The draft law further provides that if found necessary and “satisfactory”, the Minister of Finance may make necessary compensation to aggrieved persons.
However, the proposed amnesty law has drawn the ire of the opposition, civil society and the Mahao family, who accuse the government of fomenting impunity by letting off perpetrators of a myriad of serious crimes.
Civil society organisations have argued that the alleged mutiny and murder offences were as different as chalk and cheese. They said the alleged mutiny offence was essentially a military disciplinary issue while the allegations of murder and torture were violations of national law.
The slain former army commander’s brother, Professor Nqosa Mahao also argued that amnesty was only granted to people who had been prosecuted and found guilty.
“We are definitely going to challenge the general amnesty law the government is intending to enact because that would be unconstitutional,” Prof Mahao said in a previous interview with the Sunday Express.
“The prime minister is exploiting this recommendation by suggesting a general amnesty. SADC spent a lot of money to conduct its inquiry and concluded there was no evidence to prove the mutiny.”
Tefo Mapesela, who is the spokesperson of the main opposition party, All Basotho Convention, echoed the sentiment, saying they would not support a bill that “went against the spirit of reconciliation”.
“If true reconciliation is to take place in Lesotho, the people earmarked for that amnesty should first disclose the offences they committed as was the case during South Africa’s Truth and Reconciliation Commission,” he said, referring to the court-like restorative justice body assembled in South Africa after the abolition of apartheid in 1994.
“If those suspects of murder and torture don’t confess to their crimes, then the cycle of impunity will continue and we cannot be party to that.
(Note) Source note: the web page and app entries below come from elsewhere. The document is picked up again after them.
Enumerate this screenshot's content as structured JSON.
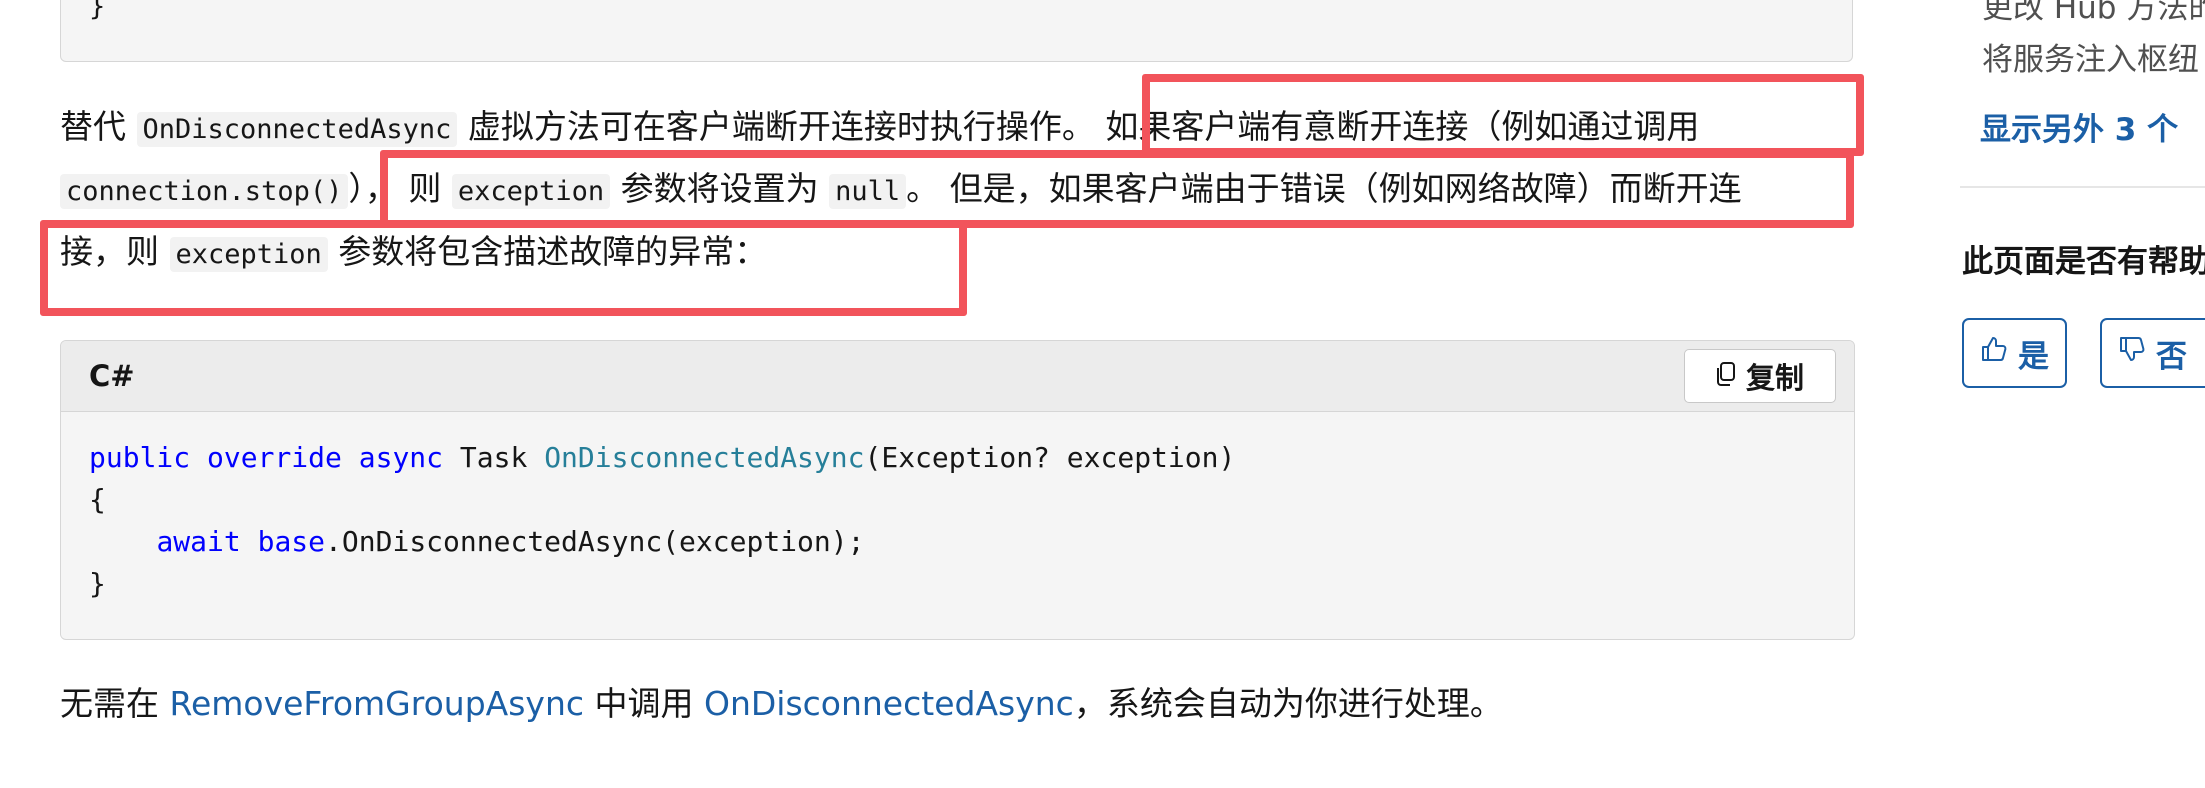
{
  "top_code": {
    "closing_brace": "}"
  },
  "paragraph1": {
    "line1_a": "替代 ",
    "line1_code": "OnDisconnectedAsync",
    "line1_b": " 虚拟方法可在客户端断开连接时执行操作。 如果客户端有意断开连接（例如通过调用",
    "line2_code1": "connection.stop()",
    "line2_a": "）， 则 ",
    "line2_code2": "exception",
    "line2_b": " 参数将设置为 ",
    "line2_code3": "null",
    "line2_c": "。 但是，如果客户端由于错误（例如网络故障）而断开连",
    "line3_a": "接，则 ",
    "line3_code": "exception",
    "line3_b": " 参数将包含描述故障的异常："
  },
  "code_card": {
    "language": "C#",
    "copy_label": "复制",
    "line1": {
      "kw1": "public",
      "kw2": "override",
      "kw3": "async",
      "type": "Task",
      "method": "OnDisconnectedAsync",
      "params": "(Exception? exception)"
    },
    "line2": "{",
    "line3": {
      "kw1": "await",
      "kw2": "base",
      "rest": ".OnDisconnectedAsync(exception);"
    },
    "line4": "}"
  },
  "paragraph2": {
    "a": "无需在 ",
    "link1": "RemoveFromGroupAsync",
    "b": " 中调用 ",
    "link2": "OnDisconnectedAsync",
    "c": "，系统会自动为你进行处理。"
  },
  "sidebar": {
    "item_top_partial": "更改 Hub 方法的",
    "item_inject": "将服务注入枢纽",
    "show_more": "显示另外 3 个",
    "feedback_title": "此页面是否有帮助",
    "yes_label": "是",
    "no_label": "否"
  },
  "colors": {
    "highlight": "#f2545b",
    "link": "#1b5fa6",
    "keyword": "#0101fd",
    "method": "#267f99"
  }
}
They need to admit to their actions and the motives for their crimes.”
Efforts to contact Mr Mokhosi yesterday were fruitless as his mobile phone rang unanswered.